─── Supplied records

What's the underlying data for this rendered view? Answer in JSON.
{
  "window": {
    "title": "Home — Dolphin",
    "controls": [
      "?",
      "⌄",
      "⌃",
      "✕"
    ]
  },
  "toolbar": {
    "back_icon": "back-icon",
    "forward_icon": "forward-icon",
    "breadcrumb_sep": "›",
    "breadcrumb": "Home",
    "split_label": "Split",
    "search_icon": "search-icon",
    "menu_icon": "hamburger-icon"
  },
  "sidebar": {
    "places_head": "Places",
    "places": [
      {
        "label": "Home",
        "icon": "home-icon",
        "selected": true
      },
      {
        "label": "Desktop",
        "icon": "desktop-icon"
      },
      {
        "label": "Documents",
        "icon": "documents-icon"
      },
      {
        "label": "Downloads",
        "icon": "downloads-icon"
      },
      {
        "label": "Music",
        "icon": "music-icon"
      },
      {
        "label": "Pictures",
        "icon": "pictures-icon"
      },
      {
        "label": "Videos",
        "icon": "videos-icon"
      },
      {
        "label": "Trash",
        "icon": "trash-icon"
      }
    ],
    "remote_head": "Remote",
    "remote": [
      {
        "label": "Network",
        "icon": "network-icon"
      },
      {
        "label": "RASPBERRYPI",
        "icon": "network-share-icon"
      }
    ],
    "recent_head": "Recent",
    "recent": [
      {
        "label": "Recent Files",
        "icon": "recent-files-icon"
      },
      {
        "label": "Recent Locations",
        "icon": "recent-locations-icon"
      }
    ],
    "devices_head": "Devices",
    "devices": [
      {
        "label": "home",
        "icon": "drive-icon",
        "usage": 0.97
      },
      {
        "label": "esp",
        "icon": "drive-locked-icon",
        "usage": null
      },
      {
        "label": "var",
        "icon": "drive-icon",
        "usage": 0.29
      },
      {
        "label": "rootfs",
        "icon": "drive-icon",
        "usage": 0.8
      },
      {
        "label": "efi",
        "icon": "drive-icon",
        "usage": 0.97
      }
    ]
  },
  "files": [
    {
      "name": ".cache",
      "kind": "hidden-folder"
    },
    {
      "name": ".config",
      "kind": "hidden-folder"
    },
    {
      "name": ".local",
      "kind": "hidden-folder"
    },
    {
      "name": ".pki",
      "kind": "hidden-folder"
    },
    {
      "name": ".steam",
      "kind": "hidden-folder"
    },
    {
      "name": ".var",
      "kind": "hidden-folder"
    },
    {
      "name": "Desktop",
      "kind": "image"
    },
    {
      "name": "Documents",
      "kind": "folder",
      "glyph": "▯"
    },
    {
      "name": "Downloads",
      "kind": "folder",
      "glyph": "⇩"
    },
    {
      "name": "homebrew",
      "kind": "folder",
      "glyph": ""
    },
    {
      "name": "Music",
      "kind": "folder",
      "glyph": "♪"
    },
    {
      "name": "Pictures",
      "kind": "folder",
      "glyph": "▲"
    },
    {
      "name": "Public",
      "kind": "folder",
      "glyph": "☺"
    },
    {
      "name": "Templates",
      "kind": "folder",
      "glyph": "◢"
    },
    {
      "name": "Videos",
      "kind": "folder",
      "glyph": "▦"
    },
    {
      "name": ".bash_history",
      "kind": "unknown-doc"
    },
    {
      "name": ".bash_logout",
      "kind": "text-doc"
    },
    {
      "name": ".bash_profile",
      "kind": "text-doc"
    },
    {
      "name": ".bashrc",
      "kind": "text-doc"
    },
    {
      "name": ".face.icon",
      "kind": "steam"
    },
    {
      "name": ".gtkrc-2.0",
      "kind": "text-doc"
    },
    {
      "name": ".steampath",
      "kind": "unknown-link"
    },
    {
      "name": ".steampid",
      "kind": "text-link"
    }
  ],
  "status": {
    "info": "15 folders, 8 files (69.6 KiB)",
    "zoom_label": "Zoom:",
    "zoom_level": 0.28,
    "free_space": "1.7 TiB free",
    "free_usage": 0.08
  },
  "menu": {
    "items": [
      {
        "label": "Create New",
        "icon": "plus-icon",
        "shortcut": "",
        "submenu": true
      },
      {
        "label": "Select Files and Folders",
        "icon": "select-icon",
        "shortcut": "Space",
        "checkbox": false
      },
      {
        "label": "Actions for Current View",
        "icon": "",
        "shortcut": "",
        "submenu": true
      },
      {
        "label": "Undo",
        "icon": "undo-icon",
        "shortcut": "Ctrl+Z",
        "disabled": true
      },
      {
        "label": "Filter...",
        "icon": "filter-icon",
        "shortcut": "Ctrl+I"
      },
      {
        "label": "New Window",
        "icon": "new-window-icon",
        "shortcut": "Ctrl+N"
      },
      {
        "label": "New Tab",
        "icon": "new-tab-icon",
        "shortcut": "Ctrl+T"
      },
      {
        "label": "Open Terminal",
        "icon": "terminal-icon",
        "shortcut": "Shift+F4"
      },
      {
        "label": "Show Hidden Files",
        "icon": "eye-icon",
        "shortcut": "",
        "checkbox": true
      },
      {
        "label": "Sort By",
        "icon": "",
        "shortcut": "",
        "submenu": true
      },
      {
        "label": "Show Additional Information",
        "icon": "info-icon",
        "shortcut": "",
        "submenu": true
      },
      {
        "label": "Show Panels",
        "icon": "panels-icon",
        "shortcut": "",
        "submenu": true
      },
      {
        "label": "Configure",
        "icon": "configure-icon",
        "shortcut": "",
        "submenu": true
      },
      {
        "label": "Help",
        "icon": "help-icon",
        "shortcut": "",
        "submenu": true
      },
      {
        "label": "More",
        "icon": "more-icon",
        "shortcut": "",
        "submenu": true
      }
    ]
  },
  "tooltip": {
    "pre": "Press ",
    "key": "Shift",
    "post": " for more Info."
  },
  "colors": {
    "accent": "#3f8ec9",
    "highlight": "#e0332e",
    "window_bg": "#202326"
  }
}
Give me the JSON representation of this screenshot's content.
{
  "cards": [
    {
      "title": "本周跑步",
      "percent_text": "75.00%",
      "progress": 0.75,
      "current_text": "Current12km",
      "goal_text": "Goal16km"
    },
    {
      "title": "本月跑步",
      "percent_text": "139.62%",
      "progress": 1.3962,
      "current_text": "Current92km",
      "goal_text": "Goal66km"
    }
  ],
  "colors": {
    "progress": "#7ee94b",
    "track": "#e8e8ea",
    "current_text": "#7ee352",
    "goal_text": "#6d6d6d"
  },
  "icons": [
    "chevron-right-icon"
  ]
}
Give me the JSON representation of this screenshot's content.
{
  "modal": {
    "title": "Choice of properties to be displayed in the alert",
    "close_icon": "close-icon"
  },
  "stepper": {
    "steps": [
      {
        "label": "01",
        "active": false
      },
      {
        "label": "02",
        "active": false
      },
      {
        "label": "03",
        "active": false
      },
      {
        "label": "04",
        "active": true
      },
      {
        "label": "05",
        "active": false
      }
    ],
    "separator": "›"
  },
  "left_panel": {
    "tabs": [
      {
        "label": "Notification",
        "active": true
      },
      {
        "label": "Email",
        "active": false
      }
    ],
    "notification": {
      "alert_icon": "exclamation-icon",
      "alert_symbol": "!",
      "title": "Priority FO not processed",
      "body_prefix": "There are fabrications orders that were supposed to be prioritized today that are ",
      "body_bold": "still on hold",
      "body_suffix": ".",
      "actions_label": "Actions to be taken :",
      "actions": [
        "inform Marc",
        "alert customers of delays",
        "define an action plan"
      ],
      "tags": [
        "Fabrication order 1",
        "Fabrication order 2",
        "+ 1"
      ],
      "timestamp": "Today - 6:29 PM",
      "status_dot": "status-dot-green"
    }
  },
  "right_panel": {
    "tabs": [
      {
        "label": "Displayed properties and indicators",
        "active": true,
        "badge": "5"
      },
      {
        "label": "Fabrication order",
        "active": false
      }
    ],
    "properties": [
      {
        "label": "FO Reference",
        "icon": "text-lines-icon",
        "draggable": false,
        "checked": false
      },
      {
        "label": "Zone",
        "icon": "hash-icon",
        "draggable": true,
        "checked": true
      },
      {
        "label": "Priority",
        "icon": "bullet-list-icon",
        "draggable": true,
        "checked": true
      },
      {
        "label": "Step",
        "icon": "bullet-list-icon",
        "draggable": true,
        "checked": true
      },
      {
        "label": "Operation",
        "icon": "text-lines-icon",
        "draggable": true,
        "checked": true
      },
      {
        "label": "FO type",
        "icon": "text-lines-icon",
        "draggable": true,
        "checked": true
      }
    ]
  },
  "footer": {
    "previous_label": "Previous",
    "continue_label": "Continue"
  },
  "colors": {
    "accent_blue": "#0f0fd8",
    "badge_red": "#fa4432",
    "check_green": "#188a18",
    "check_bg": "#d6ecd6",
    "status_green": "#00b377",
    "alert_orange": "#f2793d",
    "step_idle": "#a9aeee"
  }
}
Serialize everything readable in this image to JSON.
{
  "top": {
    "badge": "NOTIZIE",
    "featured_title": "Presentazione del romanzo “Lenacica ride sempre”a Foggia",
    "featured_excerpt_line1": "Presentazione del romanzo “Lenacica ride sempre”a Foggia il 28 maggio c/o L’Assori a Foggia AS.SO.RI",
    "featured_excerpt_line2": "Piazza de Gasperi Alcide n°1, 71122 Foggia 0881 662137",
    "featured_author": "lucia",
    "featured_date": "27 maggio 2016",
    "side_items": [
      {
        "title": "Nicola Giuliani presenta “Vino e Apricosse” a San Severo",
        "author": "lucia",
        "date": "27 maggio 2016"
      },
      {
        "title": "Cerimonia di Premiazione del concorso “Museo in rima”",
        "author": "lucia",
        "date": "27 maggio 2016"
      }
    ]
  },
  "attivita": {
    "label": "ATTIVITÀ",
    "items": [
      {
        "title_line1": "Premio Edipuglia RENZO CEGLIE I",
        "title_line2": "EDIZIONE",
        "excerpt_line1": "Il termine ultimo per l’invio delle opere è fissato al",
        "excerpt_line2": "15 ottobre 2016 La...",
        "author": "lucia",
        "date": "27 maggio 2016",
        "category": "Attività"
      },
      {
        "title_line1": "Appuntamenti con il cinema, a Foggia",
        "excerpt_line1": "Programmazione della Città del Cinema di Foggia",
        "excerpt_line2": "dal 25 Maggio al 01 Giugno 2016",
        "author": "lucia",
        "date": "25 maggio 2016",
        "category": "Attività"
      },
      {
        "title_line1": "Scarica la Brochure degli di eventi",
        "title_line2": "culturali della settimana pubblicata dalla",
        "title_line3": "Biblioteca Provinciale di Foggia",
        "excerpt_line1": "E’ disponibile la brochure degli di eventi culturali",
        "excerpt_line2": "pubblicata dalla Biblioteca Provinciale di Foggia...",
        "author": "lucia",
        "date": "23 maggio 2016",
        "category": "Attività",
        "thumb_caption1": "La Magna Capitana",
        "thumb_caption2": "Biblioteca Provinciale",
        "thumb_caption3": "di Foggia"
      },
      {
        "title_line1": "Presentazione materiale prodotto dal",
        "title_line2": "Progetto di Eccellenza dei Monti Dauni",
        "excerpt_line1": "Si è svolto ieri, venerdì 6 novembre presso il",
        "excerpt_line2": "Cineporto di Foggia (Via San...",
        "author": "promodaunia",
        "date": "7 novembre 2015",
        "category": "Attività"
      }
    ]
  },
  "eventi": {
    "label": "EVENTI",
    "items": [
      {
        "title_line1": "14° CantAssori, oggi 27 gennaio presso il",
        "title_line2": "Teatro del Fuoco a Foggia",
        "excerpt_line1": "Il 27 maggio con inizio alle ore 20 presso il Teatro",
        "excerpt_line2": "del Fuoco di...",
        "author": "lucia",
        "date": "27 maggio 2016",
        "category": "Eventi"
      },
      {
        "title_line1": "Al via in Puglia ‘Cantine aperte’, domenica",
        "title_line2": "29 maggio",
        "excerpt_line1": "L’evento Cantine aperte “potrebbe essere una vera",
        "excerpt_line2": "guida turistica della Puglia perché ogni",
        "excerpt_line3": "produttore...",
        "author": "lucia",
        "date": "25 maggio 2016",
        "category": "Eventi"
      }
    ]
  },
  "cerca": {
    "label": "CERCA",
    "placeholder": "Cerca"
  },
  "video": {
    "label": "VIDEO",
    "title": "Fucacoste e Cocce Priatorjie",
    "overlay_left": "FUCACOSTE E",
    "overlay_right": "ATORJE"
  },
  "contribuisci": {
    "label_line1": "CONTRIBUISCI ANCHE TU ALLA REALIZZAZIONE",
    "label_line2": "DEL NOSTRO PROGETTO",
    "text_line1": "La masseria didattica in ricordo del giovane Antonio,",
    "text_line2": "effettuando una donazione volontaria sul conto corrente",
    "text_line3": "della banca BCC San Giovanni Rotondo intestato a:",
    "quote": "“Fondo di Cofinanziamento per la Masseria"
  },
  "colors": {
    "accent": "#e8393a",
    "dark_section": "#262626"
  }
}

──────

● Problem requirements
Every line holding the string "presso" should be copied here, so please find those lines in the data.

● Exercise solution
        "excerpt_line1": "Si è svolto ieri, venerdì 6 novembre presso il",
        "title_line1": "14° CantAssori, oggi 27 gennaio presso il",
        "excerpt_line1": "Il 27 maggio con inizio alle ore 20 presso il Teatro",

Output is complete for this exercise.